I’ve been experimenting (what else is new – it must be the pharmacist in me that likes to mix up concoctions, be they recipes for food or creams or cleaners). Anyway, I’ve been experimenting with yuca to make an AIP oven baked yuca flatbread.
Some sites refer to the whole plant as cassava and only call the root of this plant yuca. There seems to be a lot of confusion out there about the various terms: I’ve stuck to cassava for the plant and yuca for the root.
So, back to the experiment. I found a recipe for a grilled yuca flatbread at beyondthebite4life.com which sounded delicious but, knowing me and my BBQ, I could only picture mine turning out a bit on the black side. It took a bit of time, but I now have an AIP oven baked yuca flatbread version of this recipe.
Soaking the root before making AIP oven baked yuca flatbread
Warning: there is conflicting advice out there about safely preparing yuca for eating . I think that it is best to err on the side of caution so I recommend preparing yuca for cooking by peeling, cutting in chunks and then soaking in water for 24 hours.

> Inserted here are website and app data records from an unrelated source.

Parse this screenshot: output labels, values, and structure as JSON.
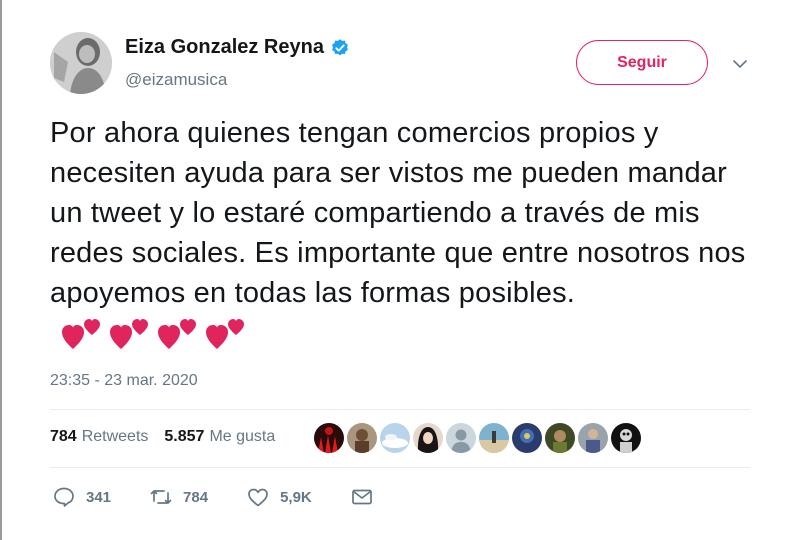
{
  "user": {
    "name": "Eiza Gonzalez Reyna",
    "handle": "@eizamusica",
    "verified": true
  },
  "follow_button": {
    "label": "Seguir"
  },
  "tweet": {
    "text": "Por ahora quienes tengan comercios propios y necesiten ayuda para ser vistos me pueden mandar un tweet y lo estaré compartiendo a través de mis redes sociales. Es importante que entre nosotros nos apoyemos en todas las formas posibles.",
    "emoji": [
      "two-hearts",
      "two-hearts",
      "two-hearts",
      "two-hearts"
    ],
    "timestamp": "23:35 - 23 mar. 2020"
  },
  "stats": {
    "retweets_count": "784",
    "retweets_label": "Retweets",
    "likes_count": "5.857",
    "likes_label": "Me gusta"
  },
  "likers": [
    {
      "icon": "avatar-red"
    },
    {
      "icon": "avatar-brown"
    },
    {
      "icon": "avatar-sky"
    },
    {
      "icon": "avatar-dark-hair"
    },
    {
      "icon": "avatar-default"
    },
    {
      "icon": "avatar-beach"
    },
    {
      "icon": "avatar-blue"
    },
    {
      "icon": "avatar-green"
    },
    {
      "icon": "avatar-gray"
    },
    {
      "icon": "avatar-black"
    }
  ],
  "actions": {
    "reply_count": "341",
    "retweet_count": "784",
    "like_count": "5,9K"
  },
  "colors": {
    "accent": "#e0245e",
    "verified": "#1da1f2",
    "muted": "#657786",
    "text": "#14171a",
    "divider": "#e6ecf0"
  }
}
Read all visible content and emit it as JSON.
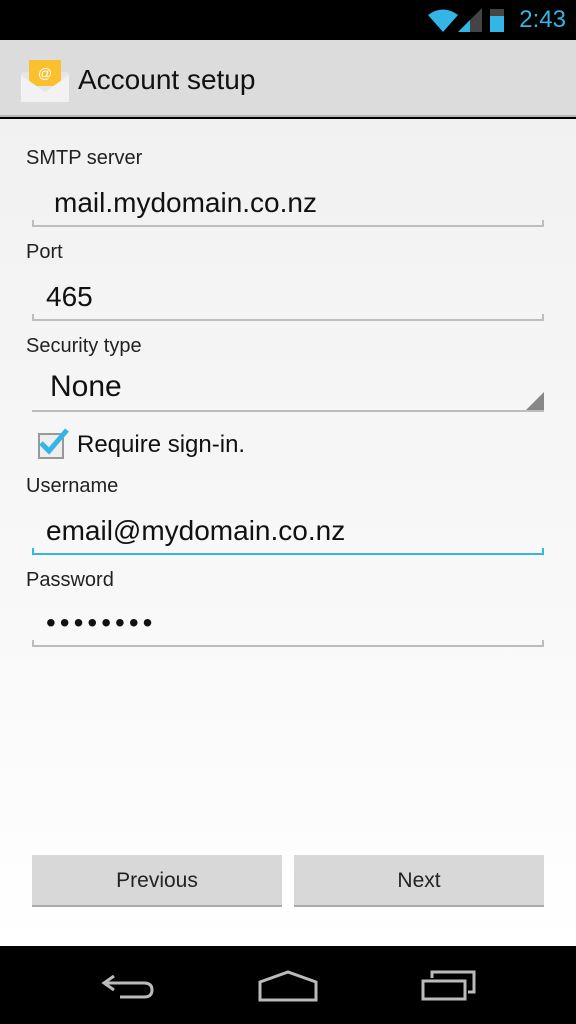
{
  "status_bar": {
    "time": "2:43",
    "icons": [
      "wifi-icon",
      "signal-icon",
      "battery-icon"
    ],
    "accent": "#33b5e5"
  },
  "action_bar": {
    "title": "Account setup",
    "icon": "email-app-icon"
  },
  "form": {
    "smtp_label": "SMTP server",
    "smtp_value": "mail.mydomain.co.nz",
    "port_label": "Port",
    "port_value": "465",
    "security_label": "Security type",
    "security_value": "None",
    "require_signin_label": "Require sign-in.",
    "require_signin_checked": true,
    "username_label": "Username",
    "username_value": "email@mydomain.co.nz",
    "password_label": "Password",
    "password_value": "••••••••"
  },
  "buttons": {
    "previous": "Previous",
    "next": "Next"
  },
  "nav_bar": {
    "icons": [
      "back-icon",
      "home-icon",
      "recent-apps-icon"
    ]
  }
}
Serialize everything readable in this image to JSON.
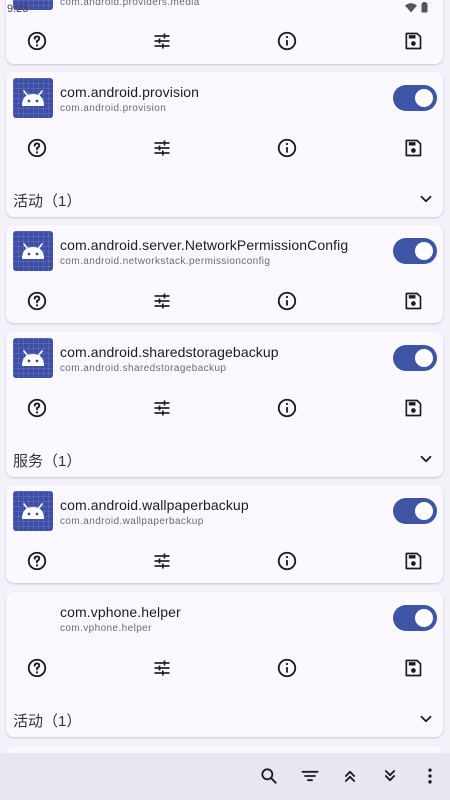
{
  "status": {
    "time": "9:23"
  },
  "cards": [
    {
      "id": "media",
      "package": "com.android.providers.media",
      "enabled": true
    },
    {
      "id": "provision",
      "name": "com.android.provision",
      "package": "com.android.provision",
      "enabled": true,
      "section": "活动（1）"
    },
    {
      "id": "networkpermission",
      "name": "com.android.server.NetworkPermissionConfig",
      "package": "com.android.networkstack.permissionconfig",
      "enabled": true
    },
    {
      "id": "sharedstorage",
      "name": "com.android.sharedstoragebackup",
      "package": "com.android.sharedstoragebackup",
      "enabled": true,
      "section": "服务（1）"
    },
    {
      "id": "wallpaper",
      "name": "com.android.wallpaperbackup",
      "package": "com.android.wallpaperbackup",
      "enabled": true
    },
    {
      "id": "vphone",
      "name": "com.vphone.helper",
      "package": "com.vphone.helper",
      "enabled": true,
      "section": "活动（1）"
    }
  ],
  "icons": {
    "app": "android-icon",
    "help": "help-icon",
    "tune": "tune-icon",
    "info": "info-icon",
    "save": "save-icon",
    "chevron": "chevron-down-icon"
  },
  "bottom_bar": [
    "search-icon",
    "filter-icon",
    "scroll-top-icon",
    "scroll-bottom-icon",
    "more-vert-icon"
  ],
  "colors": {
    "accent": "#3e55a6",
    "background": "#f4f2f9",
    "card": "#fbf9ff"
  }
}
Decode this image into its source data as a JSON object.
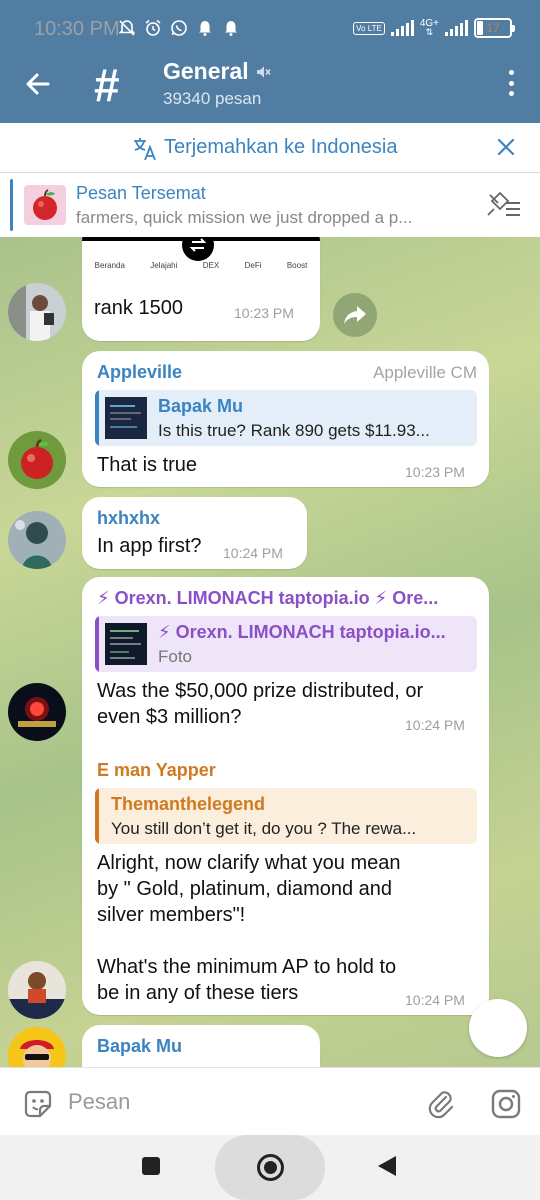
{
  "status_bar": {
    "time": "10:30 PM",
    "network": "4G+",
    "volte": "Vo LTE",
    "battery": "17"
  },
  "header": {
    "title": "General",
    "subtitle": "39340 pesan"
  },
  "translate_bar": {
    "label": "Terjemahkan ke Indonesia"
  },
  "pinned": {
    "title": "Pesan Tersemat",
    "text": "farmers, quick mission   we just dropped a p..."
  },
  "messages": [
    {
      "type": "screenshot-partial",
      "tabs": [
        "Beranda",
        "Jelajahi",
        "DEX",
        "DeFi",
        "Boost"
      ],
      "text": "rank 1500",
      "time": "10:23 PM"
    },
    {
      "sender": "Appleville",
      "sender_color": "#3b84c2",
      "role": "Appleville CM",
      "quote_name": "Bapak Mu",
      "quote_text": "Is this true? Rank 890 gets $11.93...",
      "text": "That is true",
      "time": "10:23 PM"
    },
    {
      "sender": "hxhxhx",
      "sender_color": "#3b84c2",
      "text": "In app first?",
      "time": "10:24 PM"
    },
    {
      "sender": "⚡ Orexn. LIMONACH taptopia.io ⚡ Ore...",
      "sender_color": "#8b4fc6",
      "quote_name": "⚡ Orexn. LIMONACH taptopia.io...",
      "quote_text": "Foto",
      "text_lines": [
        "Was the $50,000 prize distributed, or",
        "even $3 million?"
      ],
      "time": "10:24 PM"
    },
    {
      "sender": "E man Yapper",
      "sender_color": "#d07a20",
      "quote_name": "Themanthelegend",
      "quote_text": "You still don’t get it, do you ?   The rewa...",
      "text_lines": [
        "Alright, now clarify what you mean",
        "by \" Gold, platinum, diamond and",
        "silver members\"!",
        "",
        "What's the minimum AP to hold to",
        "be in any of these tiers"
      ],
      "time": "10:24 PM"
    },
    {
      "sender": "Bapak Mu",
      "sender_color": "#3b84c2"
    }
  ],
  "input": {
    "placeholder": "Pesan"
  },
  "colors": {
    "header": "#527da3",
    "accent": "#3b84c2"
  }
}
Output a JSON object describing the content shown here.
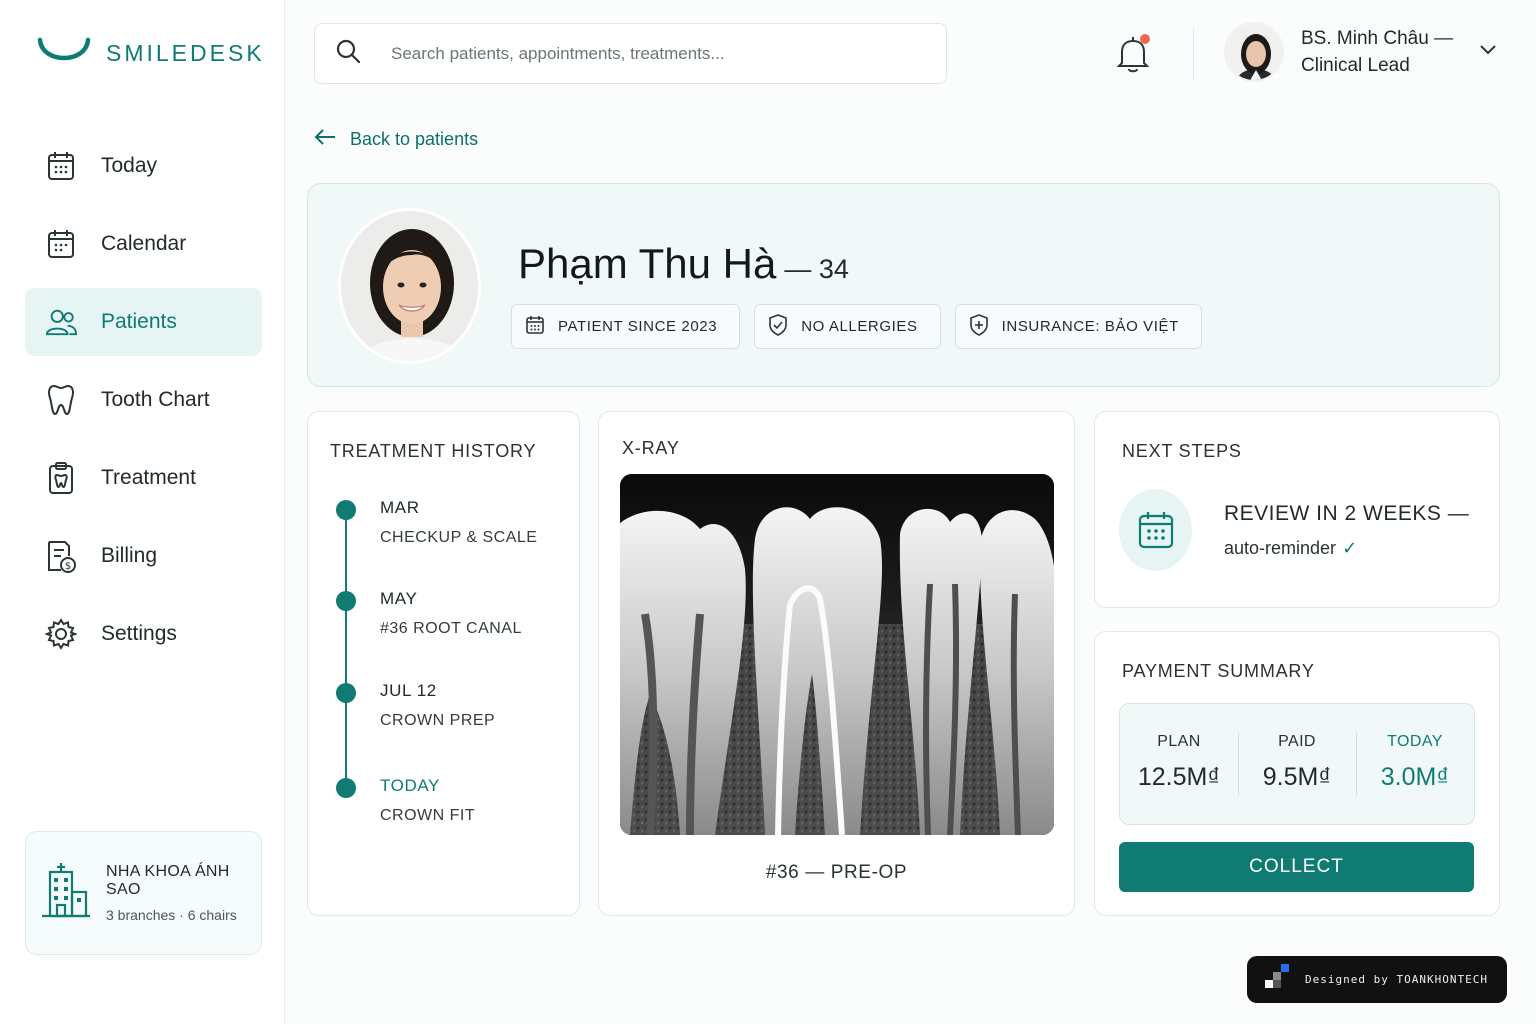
{
  "app": {
    "name": "SMILEDESK",
    "accent": "#0f7b73",
    "accent_light": "#e6f4f3"
  },
  "sidebar": {
    "items": [
      {
        "label": "Today",
        "icon": "calendar-grid-icon",
        "active": false
      },
      {
        "label": "Calendar",
        "icon": "calendar-icon",
        "active": false
      },
      {
        "label": "Patients",
        "icon": "users-icon",
        "active": true
      },
      {
        "label": "Tooth Chart",
        "icon": "tooth-icon",
        "active": false
      },
      {
        "label": "Treatment",
        "icon": "clipboard-tooth-icon",
        "active": false
      },
      {
        "label": "Billing",
        "icon": "invoice-dollar-icon",
        "active": false
      },
      {
        "label": "Settings",
        "icon": "gear-icon",
        "active": false
      }
    ],
    "clinic": {
      "name": "NHA KHOA ÁNH SAO",
      "details": "3 branches · 6 chairs",
      "icon": "hospital-icon"
    }
  },
  "header": {
    "search_placeholder": "Search patients, appointments, treatments...",
    "notifications_unread": true,
    "user": {
      "name": "BS. Minh Châu — Clinical Lead"
    }
  },
  "back_link": "Back to patients",
  "patient": {
    "name": "Phạm Thu Hà",
    "age": "— 34",
    "chips": [
      {
        "label": "PATIENT SINCE 2023",
        "icon": "calendar-icon"
      },
      {
        "label": "NO ALLERGIES",
        "icon": "shield-check-icon"
      },
      {
        "label": "INSURANCE: BẢO VIỆT",
        "icon": "shield-plus-icon"
      }
    ]
  },
  "treatment_history": {
    "title": "TREATMENT HISTORY",
    "items": [
      {
        "date": "MAR",
        "procedure": "CHECKUP & SCALE"
      },
      {
        "date": "MAY",
        "procedure": "#36 ROOT CANAL"
      },
      {
        "date": "JUL 12",
        "procedure": "CROWN PREP"
      },
      {
        "date": "TODAY",
        "procedure": "CROWN FIT"
      }
    ]
  },
  "xray": {
    "title": "X-RAY",
    "caption": "#36 — PRE-OP"
  },
  "next_steps": {
    "title": "NEXT STEPS",
    "main": "REVIEW IN 2 WEEKS —",
    "sub": "auto-reminder",
    "check": "✓"
  },
  "payment": {
    "title": "PAYMENT SUMMARY",
    "columns": [
      {
        "label": "PLAN",
        "value": "12.5M₫"
      },
      {
        "label": "PAID",
        "value": "9.5M₫"
      },
      {
        "label": "TODAY",
        "value": "3.0M₫"
      }
    ],
    "action": "COLLECT"
  },
  "credit": "Designed by TOANKHONTECH"
}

Drain, rinse and drain again to make sure that most of the cyanide like components are eliminated. Baking the flatbread should then eliminate the remainder. If cyanide sounds scary remember that the same compound is found in apples … who knew?
Yuca is a bit harder to peel than some roots but this is where the majority of the cyanide is so peel carefully. See theroastedroot.net for a great photo explanation of peeling and cutting yuca into chunks as well as lovely photos of this less than glamorous looking root.
Dust the dough with cassava flour
I used my homemade cassava flour to dust the dough as I was patting it out. It worked really well … other times I had tried to pat the sticky dough with only my hands … what a mess!
Food to Heal Ourselves
Delicious oven baked flatbread which is appealing to anyone, on the autoimmune protocol or not.
30 minPrep Time
1 hr, 35 Cook Time
2 hr, 5 Total Time
2 pounds cooked yuca root (half of one LARGE root or one whole medium root = about 4 firmly packed cups cooked yuca)
1/2 cup olive oil
1/2 red onion minced
2 large cloves garlic minced
3/4 teaspoon salt
4 large cloves garlic, peeled
8 medium green onions, chopped
Peel the yuca and cut into chunks. Then soak for 24 hours in water, replacing the water once or twice in this 24 hour period. At the end of the soaking period, drain the yuca, rinse and drain again.
Put the chunks of yuca into a large pot and cover with water.
Add 1 teaspoon salt and bring to a boil.
Turn down the heat and simmer until fork tender (15 minutes or so).
Drain the yuca and allow to cool somewhat.
Put the cooked yuca, olive oil, minced onion, garlic and salt into the food processor and process with an S-Shaped blade until everything comes together in a sticky dough.
Preheat oven to 350 degrees F.
Line two pizza pans with parchment paper but have the sides of the paper extend about 3-4 inches over either side of the pan.
Place half the dough on each pan and dust the dough with cassava flour before patting down. Add more flour if necessary.
Pat dough into shape on the pans to a thickness of about a 1/4 inch.
Bake for 45 minutes, remove from oven. Using the extended edges of the parchment paper take the flatbread off the pan and slide it back onto the oven rack.
Bake for another 30 minutes or so and then remove from the oven.
At this stage you may find that the bread has puffed up. Just press down with a cloth to remove the air pockets.
In a mini food processor or similar gadget, process the green onions and garlic until minced..
Spread half the mixture on top of each flatbread crust.
Return to the oven and bake for another 20-30 minutes.
Have you used yuca? I’d love to hear about your experience with this nutritious root so leave a comment or email me!
As seen on Phoenix Helix Recipe Roundtable #154.